> Information given
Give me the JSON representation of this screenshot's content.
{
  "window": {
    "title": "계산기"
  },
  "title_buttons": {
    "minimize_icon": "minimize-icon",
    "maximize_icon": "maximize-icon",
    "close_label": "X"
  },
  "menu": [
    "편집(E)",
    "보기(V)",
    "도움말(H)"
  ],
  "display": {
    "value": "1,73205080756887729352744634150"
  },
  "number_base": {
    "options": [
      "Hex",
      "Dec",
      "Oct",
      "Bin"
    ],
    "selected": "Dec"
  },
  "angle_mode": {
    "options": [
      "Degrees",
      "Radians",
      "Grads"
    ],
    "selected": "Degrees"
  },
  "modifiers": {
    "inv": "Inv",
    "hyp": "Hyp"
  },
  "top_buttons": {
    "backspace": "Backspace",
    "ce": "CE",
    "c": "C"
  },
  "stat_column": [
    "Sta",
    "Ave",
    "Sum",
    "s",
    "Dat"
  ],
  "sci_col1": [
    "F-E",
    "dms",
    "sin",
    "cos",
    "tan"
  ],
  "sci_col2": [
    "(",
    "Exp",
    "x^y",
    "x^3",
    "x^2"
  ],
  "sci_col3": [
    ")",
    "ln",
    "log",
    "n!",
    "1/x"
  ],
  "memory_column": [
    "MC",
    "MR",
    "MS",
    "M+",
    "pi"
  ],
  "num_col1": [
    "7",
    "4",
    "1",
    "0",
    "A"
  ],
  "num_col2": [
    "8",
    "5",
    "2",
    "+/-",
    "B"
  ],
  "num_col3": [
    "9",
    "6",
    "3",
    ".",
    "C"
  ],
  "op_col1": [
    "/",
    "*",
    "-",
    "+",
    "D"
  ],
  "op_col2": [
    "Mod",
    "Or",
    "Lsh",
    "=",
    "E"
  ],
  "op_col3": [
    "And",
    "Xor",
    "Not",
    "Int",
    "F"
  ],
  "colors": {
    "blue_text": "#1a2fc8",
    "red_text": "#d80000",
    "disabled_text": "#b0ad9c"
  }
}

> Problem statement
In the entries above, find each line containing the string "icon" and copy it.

> Solution to the problem
    "minimize_icon": "minimize-icon",
    "maximize_icon": "maximize-icon",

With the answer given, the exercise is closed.